Text, Hubble Ultra Deep Field in Infrared. The Hubble Deep Field contains a myriad of beautiful galaxies. 


Three small red galaxies are circled in green. 


Text, But when astronomers are looking for the most distant galaxies in the universe, they peer past these spirals and ellipticals to search for the tiny, glowing red dots that are the earliest galaxies we can currently see. 

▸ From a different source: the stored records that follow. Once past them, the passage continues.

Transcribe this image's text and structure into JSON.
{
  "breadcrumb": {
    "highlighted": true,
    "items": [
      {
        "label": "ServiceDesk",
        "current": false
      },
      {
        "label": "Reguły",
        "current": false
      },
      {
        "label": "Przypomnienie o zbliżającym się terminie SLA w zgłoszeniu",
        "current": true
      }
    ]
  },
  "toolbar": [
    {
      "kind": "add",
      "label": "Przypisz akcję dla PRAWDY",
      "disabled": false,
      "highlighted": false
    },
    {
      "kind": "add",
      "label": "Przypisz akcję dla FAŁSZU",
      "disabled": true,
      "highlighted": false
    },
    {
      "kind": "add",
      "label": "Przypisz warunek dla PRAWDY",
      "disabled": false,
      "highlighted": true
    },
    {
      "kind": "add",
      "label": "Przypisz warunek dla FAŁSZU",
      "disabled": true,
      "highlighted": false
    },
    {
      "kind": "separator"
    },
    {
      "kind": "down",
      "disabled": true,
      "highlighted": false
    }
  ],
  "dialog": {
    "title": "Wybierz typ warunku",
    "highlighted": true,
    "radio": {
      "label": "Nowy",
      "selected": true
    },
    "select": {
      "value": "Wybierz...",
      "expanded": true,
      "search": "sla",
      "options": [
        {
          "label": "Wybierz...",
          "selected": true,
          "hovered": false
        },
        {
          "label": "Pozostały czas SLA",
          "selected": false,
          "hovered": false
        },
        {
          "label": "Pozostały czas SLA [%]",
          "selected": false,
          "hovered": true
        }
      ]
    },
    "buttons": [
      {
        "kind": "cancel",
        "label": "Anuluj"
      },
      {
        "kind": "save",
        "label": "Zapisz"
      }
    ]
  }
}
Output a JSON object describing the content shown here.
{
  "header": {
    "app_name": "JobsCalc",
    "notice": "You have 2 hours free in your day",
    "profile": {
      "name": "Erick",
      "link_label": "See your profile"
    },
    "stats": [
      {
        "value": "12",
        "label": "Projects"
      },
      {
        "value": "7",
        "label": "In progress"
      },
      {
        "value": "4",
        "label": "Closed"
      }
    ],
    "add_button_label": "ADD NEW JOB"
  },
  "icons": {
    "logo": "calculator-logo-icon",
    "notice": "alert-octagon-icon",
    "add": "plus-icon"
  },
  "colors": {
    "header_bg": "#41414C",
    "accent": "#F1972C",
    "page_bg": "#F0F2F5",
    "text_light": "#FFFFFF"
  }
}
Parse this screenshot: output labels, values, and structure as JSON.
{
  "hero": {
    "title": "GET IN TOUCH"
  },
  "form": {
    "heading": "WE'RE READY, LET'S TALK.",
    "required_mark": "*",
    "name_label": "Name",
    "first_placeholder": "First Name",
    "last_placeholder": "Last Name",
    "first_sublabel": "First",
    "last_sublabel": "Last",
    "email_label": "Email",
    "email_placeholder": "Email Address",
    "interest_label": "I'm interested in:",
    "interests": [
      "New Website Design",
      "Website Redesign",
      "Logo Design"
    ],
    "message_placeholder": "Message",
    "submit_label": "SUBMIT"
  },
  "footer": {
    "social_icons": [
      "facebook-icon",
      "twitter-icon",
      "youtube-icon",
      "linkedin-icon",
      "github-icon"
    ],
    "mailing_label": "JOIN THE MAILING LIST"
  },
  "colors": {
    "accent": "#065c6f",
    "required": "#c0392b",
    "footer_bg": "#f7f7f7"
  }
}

The Webb Space Telescope will see even younger galaxies, in more detail, deeper in the cosmos.